Common signs of overwatering a lawn are:
- Pale green or yellow blades
- Excessive weed growth (weeds grow faster than grass)
- Shallow roots
- Insect damage
- Mushrooms and ring spots (source)
- Spongy feel
While it’s possible that you have the wrong grass for your climate, it is much more likely that an overwatered lawn is due to soil issues and watering too frequently.
For lawns, it’s important to encourage deep root growth. This helps them develop some drought resistance, and enables them to handle stressful weather conditions.
With compacted soil, roots grow shallow. So, to help overwatered lawns, start aerating once or twice per year, and topdressing with ½” of compost. This will incorporate oxygen into the soil, break up compaction, and add in organic matter.
How To Water
Once you’ve diagnosed an overwatering issue, and solved any underlying placement and soil issues, it’s time to set up a healthy watering schedule. As a general rule, it is better for a plant to get too dry than too wet.
Allow the top 1/4 of potting soil to dry out before watering potted plants.
Place the pot in a sink or on a well-drained surface. Water thoroughly, and wait until the water has finished running out the bottom before replacing into decorative pots or stands.
Irrigation needs for landscapes will change depending on the season, type of landscape, and age of the plants.
Established shrubs and trees may not need any supplemental water. Landscapes with annuals will need significantly more water than native perennials.
As a general rule, water once per week for a few hours. Pull back the mulch around plants and check the soil before watering in the spring and fall to avoid overwatering. Soil should be dry in the top inch before watering.
The golden rule of lawn irrigation is deep and infrequent.
Grass roots grow towards water, and for healthy lawns, we want roots to grow as deep as possible.
To encourage this, water deeply, about 1”-1.5”, once per week, early in the morning.

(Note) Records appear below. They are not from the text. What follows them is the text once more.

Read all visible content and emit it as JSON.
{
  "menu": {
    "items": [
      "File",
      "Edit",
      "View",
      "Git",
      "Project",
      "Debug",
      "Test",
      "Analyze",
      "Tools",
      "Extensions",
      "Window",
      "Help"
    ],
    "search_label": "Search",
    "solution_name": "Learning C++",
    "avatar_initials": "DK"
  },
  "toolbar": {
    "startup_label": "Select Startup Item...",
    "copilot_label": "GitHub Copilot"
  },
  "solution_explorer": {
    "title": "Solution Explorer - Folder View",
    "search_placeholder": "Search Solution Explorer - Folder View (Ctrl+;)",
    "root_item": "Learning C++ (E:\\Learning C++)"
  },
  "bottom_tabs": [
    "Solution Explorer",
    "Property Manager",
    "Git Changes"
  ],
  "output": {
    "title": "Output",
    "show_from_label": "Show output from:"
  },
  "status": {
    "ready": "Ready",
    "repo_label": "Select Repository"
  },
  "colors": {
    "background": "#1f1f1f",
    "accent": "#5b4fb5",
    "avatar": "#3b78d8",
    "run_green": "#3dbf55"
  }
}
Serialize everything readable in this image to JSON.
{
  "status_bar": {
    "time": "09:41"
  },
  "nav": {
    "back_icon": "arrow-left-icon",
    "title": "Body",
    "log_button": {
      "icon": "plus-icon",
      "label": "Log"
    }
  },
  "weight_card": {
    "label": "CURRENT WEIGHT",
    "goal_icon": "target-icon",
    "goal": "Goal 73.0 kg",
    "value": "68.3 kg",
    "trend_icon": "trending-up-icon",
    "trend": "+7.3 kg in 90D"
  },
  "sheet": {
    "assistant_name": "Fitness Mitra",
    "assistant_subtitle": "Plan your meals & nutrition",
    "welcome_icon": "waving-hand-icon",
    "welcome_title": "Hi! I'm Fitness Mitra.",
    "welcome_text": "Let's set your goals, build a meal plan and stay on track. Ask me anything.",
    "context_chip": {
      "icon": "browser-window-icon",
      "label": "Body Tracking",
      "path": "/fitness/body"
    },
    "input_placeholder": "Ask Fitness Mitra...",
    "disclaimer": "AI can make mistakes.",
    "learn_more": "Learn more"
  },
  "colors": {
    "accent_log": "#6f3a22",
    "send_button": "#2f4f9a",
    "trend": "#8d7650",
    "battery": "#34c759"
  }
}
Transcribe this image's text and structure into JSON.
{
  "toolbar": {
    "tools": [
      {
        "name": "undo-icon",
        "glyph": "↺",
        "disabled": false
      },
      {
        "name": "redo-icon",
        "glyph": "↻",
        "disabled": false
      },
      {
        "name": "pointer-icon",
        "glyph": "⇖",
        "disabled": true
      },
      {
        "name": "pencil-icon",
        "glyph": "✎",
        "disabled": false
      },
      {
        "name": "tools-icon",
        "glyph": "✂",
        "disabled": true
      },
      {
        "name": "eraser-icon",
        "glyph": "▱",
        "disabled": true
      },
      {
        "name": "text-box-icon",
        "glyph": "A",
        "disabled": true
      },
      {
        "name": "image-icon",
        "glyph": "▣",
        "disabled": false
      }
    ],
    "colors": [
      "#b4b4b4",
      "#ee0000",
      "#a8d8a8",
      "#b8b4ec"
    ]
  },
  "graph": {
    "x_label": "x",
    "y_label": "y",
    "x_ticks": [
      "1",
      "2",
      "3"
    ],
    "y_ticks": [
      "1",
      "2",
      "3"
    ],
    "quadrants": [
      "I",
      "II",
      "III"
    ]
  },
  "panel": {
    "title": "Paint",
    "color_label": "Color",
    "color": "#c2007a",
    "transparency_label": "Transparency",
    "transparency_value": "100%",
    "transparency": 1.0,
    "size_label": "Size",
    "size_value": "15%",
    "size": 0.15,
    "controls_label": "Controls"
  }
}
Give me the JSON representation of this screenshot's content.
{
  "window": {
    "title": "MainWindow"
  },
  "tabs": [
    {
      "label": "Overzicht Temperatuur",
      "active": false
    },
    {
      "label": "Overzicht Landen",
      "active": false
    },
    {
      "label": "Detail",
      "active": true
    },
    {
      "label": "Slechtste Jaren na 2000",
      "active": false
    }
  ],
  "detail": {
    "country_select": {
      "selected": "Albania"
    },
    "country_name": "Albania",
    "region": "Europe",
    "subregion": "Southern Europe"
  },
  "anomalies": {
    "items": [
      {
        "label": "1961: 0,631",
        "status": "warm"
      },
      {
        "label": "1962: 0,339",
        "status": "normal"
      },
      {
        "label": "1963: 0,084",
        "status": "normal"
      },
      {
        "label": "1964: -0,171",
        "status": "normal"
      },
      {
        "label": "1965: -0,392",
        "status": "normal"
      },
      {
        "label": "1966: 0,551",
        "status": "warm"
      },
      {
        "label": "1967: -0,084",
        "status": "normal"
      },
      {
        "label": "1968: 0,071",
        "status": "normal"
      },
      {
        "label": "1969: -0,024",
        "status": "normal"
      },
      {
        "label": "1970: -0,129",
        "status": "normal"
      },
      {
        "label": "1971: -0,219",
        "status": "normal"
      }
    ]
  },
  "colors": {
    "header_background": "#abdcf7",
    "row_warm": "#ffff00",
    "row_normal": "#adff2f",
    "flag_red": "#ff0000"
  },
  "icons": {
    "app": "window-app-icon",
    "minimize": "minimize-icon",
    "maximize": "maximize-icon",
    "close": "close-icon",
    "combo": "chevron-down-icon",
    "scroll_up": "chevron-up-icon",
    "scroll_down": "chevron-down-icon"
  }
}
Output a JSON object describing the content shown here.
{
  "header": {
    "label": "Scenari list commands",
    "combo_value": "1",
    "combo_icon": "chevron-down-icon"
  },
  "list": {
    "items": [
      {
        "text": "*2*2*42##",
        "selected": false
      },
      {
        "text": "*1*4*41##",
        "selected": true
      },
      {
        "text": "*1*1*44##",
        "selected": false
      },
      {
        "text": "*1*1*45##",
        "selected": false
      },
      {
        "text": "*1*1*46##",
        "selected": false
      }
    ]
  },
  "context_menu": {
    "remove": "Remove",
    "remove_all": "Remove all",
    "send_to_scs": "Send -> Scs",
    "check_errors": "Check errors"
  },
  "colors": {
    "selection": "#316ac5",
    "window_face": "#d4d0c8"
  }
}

Allow the grass to show signs of water stress before watering again.
This will force roots to grow down towards water held in the subsoil, as opposed to light, frequent watering, which enables roots to thrive in the top 2” of soil.
After a few months of deep, infrequent watering, lawns build up a tolerance to drier conditions, and are able to utilize water more efficiently.
Overwatering is the most common cause of plant death. It’s also easy to avoid if you know what signs to look for.
The #1 sign of overwatering is wilting in wet soil.
Fortunately, most plants can be rescued as long as you catch it early. Allow plants to wilt some before watering, and install plants with similar water needs in your landscape.
For information on building a drip irrigation system or common DIY irrigation myths, please visit our irrigation articles.
How can I make my landscape more water-efficient?
The best landscapes are full of native plants. Native landscapes are already adapted to the average rainfall in your area, and they will require only occasional supplemental water. Contact your local extension agency for information on native plant nurseries.
Should I use sprinklers, hoses, or drip irrigation?
This will depend on what you are watering. Sprinklers are the only practical way to water lawns, but they lose a lot of water to evaporation. To avoid this, water early in the morning.
Landscape plants may burn or mold if the foliage is frequently damp from watering, so it’s better to install drip irrigation under a layer of mulch. You can also control how much water each plant gets.
Hoses are a good way to water small areas or individual plants. For trees and shrubs, leave a hose trickling near the base of the trunk for a few hours whenever watering is required. For small gardens, watering by hand in the morning is better than attaching a sprinkler to a hose, because you can direct water to where it’s needed.